Power outages that occur during storms are often associated with a downed powerline.
Residents should be aware that downed powerlines may still be energized. Residents should stay up to 35 feet away from downed powerlines until the Local Distribution Company (your Electric Utility) has disconnected power or completed powerline repairs.
How to avoid risk: Stay away! The ground around downed powerlines (up to 35 feet) may be energized. Don't clear storm debris until power is disconnected, or powerlines repaired.
In the event of a powerline emergency call 911.
Eleven percent of powerline fatalities from 1998 to 2006 involved motor vehicles. Stay in your vehicle until help arrives. If there is an immediate fire danger jump out of the vehicle landing with your feet together, don't touch the ground or the vehicle at the same time. Shuffle away keeping your feet together and on the ground at all times.
More and more residents are purchasing portable emergency generators to use in the event of a power outage.
Portable generators to provide an alternative energy source until conventional electrical power is restored. These units should not be directly connected into a home wiring system without considering safety precautions.
Careful purchase decisions, proper installation and diligent inspection are essential to make the portable generator safe for owners, their homes, and Utility workers. Research your purchase carefully, ensure all components of your generator have been approved by a recognized certification agency, ensure that your generator includes a transfer device and proper connection cords, and contact a licensed electrical contractor if you are unsure of your homes electrical or generator installation requirements.
Electrical Safety Code requires generators be connected to wiring systems through an approved transfer device. This device prevents utility power from entering your home when a generator is in use; and prevents generator power from flowing back onto the utility system.
Only use products approved by a recognized certification agency.
Alternate Heating Safety Tips
With winter weather temperatures staying below freezing, The Greencastle Fire Department is urging local residents to use common sense and to pay close attention to their home heating methods to prevent themselves from becoming a potential victim of fire.
Heating equipment is the leading cause of home fires. This is a public safety announcement reminding residents to be cautious these winter months. Some residents were using ovens to heat their homes, a dangerous practice that can lead to fires.
All types of common space heating equipment are involved in home fires, including portable electric heaters, portable kerosene heaters, wood stoves, fireplaces and gas heaters.
The leading reasons for home heating fires include the lack of regular cleaning or maintenance of wood-burning devices and chimneys, basic flaws in the construction or design of wood-burning heating equipment and misuse of liquid- or gas-fueled heating equipment.

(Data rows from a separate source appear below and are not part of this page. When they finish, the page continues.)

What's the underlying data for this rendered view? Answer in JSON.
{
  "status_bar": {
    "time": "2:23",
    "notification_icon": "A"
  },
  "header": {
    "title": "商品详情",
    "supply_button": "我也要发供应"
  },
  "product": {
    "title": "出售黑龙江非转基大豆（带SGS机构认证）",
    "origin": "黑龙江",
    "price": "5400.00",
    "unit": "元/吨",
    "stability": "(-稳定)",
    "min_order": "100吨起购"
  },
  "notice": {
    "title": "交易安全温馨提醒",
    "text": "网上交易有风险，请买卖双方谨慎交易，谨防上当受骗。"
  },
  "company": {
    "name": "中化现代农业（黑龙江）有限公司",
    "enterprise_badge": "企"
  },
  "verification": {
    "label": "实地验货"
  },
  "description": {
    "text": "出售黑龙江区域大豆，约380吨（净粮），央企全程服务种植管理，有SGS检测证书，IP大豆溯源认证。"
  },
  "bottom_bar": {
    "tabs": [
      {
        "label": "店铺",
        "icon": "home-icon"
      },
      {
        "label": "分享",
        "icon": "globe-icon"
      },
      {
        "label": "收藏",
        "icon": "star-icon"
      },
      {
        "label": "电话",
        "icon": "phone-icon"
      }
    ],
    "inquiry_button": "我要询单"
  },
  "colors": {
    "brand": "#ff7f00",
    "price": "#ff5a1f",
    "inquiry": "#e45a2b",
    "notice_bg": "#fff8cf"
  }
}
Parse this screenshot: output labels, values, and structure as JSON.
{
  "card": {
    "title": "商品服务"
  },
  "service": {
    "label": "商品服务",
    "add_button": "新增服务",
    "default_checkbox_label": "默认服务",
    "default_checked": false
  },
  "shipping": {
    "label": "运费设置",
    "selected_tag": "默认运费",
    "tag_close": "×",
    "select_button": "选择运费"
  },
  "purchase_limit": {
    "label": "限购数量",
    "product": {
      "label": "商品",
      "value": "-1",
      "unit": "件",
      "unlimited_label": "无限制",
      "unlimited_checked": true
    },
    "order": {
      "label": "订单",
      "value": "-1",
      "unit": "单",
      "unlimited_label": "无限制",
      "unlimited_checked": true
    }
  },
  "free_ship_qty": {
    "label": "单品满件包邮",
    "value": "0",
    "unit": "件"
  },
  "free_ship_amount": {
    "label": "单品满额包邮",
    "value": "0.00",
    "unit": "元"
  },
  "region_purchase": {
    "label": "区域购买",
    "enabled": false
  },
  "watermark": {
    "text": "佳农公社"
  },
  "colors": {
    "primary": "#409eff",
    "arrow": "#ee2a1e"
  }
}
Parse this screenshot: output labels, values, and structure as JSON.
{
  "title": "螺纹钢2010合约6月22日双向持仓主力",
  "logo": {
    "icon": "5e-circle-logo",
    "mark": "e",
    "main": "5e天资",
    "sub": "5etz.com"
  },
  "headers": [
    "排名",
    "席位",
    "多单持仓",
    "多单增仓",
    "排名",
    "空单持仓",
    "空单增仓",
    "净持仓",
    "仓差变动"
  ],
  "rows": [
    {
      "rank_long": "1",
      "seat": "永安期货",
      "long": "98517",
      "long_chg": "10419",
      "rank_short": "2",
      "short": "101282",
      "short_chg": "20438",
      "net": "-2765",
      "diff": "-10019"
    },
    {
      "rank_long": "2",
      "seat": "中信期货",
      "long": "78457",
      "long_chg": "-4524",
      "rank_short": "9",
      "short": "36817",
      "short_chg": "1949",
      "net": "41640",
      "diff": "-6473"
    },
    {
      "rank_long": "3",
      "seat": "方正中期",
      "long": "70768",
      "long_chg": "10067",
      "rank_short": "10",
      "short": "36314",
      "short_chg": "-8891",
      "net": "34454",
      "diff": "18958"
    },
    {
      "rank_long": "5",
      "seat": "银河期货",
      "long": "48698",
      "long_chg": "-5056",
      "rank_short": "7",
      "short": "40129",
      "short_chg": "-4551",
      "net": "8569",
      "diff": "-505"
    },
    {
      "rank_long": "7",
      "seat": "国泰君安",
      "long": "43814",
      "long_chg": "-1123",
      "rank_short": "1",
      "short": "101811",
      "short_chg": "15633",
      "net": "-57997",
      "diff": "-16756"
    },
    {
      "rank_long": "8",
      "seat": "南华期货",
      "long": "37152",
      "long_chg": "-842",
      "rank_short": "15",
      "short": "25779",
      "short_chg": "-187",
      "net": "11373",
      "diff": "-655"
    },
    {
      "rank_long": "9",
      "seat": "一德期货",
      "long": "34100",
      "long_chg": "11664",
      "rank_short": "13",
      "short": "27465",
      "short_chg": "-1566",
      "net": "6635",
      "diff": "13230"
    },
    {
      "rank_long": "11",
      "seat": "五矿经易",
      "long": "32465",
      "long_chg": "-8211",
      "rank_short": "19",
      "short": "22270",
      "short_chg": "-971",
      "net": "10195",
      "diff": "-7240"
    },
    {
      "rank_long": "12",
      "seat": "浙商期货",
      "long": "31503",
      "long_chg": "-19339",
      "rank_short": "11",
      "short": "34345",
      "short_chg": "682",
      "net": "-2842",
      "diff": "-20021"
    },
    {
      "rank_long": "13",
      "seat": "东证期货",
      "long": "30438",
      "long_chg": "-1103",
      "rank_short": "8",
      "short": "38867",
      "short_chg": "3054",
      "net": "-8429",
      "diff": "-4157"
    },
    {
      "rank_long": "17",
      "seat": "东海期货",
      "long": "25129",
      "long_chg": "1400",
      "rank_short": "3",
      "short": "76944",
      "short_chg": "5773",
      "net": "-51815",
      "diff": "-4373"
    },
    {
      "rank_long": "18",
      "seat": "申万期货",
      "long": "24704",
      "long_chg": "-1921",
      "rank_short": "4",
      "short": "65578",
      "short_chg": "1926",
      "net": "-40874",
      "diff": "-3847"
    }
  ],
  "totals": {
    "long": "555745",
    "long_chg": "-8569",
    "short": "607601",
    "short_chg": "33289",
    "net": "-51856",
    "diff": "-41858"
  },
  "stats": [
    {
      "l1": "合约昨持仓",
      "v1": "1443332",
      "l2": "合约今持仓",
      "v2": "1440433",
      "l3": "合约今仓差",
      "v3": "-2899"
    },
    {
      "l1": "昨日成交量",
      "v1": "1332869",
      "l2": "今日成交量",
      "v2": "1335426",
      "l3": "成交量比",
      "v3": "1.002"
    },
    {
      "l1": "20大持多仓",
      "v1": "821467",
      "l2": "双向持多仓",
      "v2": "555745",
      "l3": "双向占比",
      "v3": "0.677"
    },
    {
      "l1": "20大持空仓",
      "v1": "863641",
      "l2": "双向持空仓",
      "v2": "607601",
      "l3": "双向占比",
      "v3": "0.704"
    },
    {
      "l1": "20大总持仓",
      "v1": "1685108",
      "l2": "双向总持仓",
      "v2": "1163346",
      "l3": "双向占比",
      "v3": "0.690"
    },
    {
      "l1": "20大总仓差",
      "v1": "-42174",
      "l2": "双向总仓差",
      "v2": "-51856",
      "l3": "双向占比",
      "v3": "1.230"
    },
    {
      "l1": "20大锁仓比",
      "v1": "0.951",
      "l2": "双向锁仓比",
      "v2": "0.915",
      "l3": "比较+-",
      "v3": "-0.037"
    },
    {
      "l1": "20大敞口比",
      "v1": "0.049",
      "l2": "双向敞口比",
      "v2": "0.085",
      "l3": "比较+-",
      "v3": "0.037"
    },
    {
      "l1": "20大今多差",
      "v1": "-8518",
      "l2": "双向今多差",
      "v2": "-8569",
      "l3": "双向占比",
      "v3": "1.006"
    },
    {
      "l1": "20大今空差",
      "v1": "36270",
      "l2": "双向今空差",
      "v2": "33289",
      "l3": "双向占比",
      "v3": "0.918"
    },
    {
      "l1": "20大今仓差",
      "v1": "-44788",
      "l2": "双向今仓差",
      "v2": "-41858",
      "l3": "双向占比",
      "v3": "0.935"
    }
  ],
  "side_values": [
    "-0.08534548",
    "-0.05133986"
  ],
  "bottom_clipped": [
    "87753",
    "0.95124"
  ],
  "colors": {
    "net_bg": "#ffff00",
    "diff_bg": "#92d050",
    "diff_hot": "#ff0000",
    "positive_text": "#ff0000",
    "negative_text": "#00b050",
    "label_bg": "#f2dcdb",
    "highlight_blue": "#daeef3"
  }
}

The Greencastle Fire Department would like to remind (the public) to clean their chimneys, their stoves and have them inspected. If anyone's using space heaters, just be cautious where you place them and don't leave them on when you leave the house or when you go to bed.
Lastly, residents should always make sure their home's smoke detectors are functioning properly and working. Batteries should be replaced at least twice a year.